» Given information
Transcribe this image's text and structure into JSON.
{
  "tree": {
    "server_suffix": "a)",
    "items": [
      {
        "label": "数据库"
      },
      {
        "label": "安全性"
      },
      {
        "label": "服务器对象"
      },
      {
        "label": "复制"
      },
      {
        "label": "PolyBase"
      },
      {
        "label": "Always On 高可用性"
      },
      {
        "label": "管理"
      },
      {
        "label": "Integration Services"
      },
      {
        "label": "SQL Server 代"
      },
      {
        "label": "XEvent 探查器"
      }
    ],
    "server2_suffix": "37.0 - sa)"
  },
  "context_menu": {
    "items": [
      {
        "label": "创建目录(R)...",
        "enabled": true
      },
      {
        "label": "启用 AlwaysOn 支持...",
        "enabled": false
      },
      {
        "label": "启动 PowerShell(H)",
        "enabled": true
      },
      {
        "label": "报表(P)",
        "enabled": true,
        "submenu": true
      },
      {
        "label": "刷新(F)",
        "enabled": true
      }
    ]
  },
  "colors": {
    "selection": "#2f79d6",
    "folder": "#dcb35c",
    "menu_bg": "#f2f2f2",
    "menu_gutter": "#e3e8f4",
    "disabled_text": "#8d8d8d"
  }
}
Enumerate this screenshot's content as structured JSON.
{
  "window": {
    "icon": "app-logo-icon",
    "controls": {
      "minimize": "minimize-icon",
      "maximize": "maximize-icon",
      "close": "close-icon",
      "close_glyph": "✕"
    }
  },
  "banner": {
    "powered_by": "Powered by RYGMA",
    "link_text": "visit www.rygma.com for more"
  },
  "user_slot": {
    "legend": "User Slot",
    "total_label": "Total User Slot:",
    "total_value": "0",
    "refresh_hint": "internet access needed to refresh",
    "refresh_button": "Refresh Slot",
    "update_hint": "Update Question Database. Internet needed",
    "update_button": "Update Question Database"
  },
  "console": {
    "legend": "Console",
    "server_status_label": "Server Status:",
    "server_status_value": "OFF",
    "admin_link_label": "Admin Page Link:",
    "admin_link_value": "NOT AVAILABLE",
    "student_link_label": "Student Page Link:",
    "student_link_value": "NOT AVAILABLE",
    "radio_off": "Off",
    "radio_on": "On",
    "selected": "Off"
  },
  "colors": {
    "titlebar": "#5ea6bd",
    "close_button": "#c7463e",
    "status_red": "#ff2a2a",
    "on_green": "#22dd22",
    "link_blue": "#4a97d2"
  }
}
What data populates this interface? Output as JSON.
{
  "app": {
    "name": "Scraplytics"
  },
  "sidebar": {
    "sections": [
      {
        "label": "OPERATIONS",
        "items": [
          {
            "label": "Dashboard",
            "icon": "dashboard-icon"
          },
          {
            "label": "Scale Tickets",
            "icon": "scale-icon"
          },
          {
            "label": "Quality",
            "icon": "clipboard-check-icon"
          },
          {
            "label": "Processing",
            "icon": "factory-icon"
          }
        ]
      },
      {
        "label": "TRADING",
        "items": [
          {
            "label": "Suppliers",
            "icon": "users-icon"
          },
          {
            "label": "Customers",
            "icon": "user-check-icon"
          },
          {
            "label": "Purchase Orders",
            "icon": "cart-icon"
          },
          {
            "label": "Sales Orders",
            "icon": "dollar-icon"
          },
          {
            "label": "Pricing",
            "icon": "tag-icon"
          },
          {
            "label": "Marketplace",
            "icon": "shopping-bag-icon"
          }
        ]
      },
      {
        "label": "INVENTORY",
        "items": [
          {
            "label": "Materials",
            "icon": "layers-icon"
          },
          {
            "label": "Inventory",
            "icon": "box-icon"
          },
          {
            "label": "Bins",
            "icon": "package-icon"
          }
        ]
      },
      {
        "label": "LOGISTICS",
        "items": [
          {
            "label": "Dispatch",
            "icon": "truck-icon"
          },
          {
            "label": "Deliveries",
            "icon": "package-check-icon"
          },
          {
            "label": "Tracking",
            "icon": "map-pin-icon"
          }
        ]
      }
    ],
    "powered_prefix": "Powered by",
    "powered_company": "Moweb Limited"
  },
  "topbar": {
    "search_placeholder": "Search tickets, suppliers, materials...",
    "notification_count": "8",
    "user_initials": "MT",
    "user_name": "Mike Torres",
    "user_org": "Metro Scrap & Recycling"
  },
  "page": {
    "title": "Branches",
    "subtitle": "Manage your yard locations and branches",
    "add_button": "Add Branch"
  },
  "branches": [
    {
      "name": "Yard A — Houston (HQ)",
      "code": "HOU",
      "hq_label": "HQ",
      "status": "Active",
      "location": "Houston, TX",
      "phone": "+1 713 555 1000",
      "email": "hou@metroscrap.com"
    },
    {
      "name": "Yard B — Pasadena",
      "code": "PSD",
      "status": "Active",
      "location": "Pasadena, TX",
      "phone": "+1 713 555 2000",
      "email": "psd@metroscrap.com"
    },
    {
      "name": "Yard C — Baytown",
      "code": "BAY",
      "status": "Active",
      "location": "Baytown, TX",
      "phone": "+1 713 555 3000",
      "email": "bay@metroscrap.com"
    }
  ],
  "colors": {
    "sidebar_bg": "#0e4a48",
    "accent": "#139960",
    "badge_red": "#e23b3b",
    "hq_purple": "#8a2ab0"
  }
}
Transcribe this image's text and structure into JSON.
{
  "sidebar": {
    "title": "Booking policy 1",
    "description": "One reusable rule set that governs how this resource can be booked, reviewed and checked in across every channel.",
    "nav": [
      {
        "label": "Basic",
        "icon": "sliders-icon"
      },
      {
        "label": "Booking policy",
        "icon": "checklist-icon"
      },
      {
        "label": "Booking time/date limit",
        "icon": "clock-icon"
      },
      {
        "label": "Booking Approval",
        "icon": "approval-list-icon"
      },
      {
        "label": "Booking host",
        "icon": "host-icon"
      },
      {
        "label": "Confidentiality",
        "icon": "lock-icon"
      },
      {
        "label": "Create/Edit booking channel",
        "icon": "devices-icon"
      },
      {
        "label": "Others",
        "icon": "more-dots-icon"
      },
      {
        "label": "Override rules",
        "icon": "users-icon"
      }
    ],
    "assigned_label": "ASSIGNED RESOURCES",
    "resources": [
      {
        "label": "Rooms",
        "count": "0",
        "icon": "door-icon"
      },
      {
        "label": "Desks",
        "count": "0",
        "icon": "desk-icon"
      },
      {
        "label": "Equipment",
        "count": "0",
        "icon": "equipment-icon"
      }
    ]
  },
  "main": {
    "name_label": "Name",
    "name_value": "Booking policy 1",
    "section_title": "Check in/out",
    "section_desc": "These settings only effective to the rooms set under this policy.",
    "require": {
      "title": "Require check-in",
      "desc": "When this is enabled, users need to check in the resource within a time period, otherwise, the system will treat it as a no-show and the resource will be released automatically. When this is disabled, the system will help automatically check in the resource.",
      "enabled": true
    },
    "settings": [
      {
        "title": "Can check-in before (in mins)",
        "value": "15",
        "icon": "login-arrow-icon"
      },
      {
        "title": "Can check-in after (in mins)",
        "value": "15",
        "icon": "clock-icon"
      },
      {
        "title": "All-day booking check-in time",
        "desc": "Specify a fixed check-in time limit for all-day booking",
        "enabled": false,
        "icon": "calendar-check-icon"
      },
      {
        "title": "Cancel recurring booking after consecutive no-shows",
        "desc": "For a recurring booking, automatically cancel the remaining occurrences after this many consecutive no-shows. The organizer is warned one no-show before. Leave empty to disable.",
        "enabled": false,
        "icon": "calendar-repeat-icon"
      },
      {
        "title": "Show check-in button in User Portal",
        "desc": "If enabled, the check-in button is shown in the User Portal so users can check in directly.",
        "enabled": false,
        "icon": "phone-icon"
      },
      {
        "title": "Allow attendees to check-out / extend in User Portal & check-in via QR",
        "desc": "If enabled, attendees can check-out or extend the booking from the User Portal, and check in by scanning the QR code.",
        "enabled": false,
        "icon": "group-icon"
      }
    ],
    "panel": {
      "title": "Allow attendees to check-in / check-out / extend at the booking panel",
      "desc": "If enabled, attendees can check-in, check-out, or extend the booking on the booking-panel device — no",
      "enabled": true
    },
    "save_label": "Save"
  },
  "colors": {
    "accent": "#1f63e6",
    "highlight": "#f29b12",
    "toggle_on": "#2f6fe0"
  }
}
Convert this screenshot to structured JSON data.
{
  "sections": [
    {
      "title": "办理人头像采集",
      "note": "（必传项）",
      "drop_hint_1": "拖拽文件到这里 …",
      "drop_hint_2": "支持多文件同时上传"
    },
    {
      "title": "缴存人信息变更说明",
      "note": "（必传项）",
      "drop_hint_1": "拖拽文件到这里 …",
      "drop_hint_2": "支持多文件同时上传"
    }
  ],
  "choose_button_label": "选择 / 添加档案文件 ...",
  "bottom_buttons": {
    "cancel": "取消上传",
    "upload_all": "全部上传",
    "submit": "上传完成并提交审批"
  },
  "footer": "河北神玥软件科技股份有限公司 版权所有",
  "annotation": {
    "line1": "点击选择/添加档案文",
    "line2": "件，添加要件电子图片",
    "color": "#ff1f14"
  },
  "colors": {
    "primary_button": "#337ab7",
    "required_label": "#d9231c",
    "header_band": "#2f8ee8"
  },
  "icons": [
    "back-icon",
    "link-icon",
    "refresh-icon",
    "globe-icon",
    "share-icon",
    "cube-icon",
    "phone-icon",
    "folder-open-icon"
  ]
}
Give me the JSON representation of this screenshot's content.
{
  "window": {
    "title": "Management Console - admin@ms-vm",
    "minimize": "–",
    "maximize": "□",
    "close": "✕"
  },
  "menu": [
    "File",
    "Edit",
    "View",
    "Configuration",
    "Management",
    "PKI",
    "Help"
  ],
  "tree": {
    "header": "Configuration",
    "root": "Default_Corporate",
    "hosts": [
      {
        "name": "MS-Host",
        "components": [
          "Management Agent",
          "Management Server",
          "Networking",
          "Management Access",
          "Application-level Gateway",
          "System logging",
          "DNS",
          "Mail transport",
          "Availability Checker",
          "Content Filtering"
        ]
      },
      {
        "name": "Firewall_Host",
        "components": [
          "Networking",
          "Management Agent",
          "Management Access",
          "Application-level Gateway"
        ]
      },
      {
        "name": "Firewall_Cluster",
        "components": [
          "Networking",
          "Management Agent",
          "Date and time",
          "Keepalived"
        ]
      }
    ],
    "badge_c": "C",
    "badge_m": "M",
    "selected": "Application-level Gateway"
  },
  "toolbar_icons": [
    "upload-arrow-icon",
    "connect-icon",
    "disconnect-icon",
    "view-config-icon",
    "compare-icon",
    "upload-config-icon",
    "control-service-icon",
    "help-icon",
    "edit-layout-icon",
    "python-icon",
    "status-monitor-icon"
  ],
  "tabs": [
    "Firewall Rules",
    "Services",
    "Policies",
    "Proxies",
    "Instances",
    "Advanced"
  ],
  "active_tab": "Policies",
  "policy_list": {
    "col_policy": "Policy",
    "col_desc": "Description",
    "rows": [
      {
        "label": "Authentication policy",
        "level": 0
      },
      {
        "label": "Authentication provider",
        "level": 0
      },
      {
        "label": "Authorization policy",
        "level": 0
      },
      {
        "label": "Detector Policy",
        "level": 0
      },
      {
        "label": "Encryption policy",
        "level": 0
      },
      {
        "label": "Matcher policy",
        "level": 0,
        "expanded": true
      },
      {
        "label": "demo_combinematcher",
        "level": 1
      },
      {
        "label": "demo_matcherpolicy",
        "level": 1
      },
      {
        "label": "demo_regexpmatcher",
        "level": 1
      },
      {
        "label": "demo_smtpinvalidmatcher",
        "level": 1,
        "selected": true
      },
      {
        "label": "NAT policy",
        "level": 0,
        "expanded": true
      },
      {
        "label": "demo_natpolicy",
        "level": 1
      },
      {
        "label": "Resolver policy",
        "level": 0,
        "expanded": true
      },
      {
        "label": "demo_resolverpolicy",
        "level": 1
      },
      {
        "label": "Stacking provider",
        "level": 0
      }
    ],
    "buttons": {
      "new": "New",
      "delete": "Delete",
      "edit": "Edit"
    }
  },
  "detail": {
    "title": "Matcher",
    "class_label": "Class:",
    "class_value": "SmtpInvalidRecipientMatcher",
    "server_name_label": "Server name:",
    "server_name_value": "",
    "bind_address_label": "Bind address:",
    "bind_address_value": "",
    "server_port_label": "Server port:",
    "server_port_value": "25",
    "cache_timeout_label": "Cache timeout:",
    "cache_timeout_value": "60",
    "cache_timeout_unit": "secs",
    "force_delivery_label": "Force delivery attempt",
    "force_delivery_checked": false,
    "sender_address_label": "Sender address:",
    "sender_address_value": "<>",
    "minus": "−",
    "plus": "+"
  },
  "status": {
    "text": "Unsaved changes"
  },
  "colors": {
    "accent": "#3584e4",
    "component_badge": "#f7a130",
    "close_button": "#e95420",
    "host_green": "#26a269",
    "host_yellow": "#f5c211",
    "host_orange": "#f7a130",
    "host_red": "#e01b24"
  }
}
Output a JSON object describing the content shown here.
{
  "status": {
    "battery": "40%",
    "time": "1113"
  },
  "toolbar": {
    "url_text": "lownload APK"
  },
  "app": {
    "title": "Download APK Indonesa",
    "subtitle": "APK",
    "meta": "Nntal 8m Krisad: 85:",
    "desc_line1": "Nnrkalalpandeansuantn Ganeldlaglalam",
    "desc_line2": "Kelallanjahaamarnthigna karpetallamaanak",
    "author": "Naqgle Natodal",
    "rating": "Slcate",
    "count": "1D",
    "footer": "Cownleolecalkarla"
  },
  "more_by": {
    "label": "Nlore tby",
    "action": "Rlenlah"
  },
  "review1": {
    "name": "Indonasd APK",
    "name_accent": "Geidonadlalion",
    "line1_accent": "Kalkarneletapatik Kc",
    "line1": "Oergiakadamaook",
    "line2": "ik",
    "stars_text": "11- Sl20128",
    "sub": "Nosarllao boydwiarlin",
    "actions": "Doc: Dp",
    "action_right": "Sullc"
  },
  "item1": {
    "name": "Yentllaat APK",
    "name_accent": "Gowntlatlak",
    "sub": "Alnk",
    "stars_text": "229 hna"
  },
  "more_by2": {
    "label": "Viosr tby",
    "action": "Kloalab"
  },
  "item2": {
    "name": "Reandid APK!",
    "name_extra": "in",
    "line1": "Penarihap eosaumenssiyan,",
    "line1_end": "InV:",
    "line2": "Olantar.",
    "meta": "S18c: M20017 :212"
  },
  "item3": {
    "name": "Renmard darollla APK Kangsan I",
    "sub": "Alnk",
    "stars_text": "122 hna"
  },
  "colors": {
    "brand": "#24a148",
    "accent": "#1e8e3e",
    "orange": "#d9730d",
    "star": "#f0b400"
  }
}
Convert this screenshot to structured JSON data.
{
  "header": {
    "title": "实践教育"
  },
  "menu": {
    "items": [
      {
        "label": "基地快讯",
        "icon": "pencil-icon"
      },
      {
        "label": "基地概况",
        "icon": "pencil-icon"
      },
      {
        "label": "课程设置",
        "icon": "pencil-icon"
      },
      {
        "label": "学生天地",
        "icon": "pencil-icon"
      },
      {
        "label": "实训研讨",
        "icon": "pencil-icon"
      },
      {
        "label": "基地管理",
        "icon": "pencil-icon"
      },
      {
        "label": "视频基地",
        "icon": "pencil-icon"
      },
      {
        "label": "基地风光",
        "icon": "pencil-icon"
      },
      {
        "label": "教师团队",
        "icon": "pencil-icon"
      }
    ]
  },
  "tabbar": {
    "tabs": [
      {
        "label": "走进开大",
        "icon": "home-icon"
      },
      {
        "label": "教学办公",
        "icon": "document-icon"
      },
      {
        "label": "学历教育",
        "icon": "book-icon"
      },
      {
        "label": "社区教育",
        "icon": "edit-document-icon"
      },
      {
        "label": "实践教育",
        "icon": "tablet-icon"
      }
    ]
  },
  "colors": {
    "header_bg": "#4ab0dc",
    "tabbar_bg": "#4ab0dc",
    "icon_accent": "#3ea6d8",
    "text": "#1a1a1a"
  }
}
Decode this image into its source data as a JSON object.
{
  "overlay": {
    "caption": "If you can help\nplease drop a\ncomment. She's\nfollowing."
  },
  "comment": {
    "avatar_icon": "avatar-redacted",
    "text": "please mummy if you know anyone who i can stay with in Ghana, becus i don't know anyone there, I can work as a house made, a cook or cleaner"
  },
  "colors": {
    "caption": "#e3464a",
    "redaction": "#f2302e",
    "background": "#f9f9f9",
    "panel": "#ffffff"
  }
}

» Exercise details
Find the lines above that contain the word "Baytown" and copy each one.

» Written answer
      "name": "Yard C — Baytown",
      "location": "Baytown, TX",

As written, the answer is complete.